Exercise description
How many lines below contain the word "background"? Answer with that number alone.

Supplied data Start Marker

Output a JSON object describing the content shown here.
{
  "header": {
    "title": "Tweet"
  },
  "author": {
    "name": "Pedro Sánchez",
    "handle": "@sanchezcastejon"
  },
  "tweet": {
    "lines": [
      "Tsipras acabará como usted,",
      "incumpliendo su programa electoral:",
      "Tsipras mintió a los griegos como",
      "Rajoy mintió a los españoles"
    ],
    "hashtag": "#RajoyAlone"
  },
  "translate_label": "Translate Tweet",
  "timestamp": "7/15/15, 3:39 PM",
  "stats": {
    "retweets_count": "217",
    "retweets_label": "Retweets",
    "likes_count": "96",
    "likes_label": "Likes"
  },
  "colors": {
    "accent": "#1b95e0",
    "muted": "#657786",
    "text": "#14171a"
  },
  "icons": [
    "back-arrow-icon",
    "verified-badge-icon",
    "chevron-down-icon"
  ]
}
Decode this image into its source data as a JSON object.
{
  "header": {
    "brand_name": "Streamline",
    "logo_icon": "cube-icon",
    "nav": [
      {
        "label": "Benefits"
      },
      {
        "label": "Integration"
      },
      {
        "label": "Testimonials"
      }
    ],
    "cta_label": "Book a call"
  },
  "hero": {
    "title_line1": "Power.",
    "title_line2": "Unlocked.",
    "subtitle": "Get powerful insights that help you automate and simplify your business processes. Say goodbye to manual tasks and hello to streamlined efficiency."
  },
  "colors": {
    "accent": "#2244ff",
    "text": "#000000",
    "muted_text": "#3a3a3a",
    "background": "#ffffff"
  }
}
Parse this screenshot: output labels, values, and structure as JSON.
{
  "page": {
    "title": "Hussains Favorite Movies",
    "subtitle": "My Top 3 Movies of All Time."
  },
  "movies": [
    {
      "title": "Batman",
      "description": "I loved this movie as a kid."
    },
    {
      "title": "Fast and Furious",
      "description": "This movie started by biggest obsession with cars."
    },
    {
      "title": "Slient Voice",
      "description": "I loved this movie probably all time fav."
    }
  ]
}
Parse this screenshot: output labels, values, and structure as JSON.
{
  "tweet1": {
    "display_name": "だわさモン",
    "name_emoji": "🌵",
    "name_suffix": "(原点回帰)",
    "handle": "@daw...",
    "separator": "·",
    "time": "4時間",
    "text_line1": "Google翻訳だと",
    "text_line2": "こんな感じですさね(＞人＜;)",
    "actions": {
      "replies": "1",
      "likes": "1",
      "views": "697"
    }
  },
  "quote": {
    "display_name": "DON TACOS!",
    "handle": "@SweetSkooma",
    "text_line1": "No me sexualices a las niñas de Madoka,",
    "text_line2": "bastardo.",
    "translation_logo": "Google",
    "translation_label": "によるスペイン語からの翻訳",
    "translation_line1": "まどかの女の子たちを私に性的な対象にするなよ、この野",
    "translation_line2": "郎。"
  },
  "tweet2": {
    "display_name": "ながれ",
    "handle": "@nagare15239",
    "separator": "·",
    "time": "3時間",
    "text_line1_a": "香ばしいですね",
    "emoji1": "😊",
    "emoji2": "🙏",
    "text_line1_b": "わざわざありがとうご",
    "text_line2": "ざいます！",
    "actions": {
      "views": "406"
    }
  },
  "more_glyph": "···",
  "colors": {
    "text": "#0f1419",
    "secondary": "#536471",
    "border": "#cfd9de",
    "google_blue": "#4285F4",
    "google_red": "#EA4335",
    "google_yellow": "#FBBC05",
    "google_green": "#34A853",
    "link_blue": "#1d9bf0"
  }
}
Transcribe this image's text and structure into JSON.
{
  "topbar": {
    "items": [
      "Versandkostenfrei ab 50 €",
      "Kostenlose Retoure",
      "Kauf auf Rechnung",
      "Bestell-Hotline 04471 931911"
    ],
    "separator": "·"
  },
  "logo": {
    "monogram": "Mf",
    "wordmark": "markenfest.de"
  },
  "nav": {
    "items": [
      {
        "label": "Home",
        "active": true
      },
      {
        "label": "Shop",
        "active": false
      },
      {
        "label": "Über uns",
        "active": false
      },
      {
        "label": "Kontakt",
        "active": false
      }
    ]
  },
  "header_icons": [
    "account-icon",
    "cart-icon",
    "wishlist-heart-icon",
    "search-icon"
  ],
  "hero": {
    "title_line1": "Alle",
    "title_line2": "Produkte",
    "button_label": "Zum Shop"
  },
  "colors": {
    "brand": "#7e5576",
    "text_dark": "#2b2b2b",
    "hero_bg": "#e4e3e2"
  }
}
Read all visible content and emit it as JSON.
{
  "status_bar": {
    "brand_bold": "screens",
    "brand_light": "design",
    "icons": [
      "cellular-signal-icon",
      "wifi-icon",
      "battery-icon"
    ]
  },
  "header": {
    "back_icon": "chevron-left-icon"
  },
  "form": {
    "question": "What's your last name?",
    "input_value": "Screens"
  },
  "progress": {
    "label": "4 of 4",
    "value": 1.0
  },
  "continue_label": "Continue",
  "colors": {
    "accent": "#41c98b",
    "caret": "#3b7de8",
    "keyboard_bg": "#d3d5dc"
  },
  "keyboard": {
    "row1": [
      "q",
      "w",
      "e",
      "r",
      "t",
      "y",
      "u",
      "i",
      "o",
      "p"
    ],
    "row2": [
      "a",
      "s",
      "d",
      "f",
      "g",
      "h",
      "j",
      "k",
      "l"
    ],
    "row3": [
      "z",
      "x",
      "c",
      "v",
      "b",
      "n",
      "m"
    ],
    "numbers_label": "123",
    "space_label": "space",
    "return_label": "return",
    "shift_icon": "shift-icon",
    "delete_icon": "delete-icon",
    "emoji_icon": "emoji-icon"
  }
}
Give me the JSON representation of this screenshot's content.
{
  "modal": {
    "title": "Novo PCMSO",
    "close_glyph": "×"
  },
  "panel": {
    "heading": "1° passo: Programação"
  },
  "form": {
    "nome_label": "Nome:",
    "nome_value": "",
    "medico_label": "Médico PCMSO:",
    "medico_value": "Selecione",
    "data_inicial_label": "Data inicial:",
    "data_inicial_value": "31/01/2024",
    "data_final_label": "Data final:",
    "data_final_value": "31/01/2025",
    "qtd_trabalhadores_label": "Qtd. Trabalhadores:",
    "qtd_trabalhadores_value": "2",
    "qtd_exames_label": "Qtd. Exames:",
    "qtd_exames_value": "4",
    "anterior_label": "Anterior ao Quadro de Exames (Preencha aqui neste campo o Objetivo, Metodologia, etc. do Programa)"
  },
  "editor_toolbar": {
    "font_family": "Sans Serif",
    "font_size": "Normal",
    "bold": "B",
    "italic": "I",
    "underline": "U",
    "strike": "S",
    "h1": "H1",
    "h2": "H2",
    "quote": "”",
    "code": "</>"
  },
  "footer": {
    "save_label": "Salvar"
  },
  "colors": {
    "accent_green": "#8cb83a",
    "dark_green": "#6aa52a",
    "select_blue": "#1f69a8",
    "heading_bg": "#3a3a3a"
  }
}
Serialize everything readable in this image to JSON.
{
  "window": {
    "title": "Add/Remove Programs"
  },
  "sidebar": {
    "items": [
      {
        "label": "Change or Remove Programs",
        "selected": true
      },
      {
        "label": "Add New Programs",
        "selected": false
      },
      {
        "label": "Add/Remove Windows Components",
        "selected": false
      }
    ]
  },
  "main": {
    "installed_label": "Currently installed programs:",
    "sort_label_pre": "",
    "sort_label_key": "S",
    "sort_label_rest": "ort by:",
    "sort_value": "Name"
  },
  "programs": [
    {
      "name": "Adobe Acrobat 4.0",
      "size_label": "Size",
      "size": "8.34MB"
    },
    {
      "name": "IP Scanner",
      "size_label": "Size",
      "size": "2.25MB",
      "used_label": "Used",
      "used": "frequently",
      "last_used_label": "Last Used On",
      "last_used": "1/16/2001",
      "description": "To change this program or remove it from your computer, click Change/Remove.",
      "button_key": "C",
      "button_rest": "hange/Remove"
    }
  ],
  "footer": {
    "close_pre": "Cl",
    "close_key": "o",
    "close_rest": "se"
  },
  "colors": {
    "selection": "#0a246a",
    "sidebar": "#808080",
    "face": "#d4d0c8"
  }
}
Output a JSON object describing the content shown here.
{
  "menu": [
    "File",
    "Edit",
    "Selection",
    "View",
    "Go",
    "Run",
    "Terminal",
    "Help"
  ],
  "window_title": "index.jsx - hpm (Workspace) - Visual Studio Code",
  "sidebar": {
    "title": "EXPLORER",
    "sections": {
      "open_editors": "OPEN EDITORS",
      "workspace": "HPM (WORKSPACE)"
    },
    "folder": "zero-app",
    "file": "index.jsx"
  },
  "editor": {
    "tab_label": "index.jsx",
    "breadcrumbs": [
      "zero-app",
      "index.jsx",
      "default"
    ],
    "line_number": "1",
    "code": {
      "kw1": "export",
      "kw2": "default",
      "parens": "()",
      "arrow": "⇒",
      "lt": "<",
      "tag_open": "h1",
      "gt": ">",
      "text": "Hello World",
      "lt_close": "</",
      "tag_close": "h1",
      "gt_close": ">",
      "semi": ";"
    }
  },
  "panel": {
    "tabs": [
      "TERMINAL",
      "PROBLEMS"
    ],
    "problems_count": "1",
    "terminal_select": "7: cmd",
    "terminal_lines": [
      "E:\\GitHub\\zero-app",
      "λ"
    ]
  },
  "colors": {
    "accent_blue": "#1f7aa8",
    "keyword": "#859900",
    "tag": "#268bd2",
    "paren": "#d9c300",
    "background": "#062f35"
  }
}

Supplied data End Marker

Answer area
2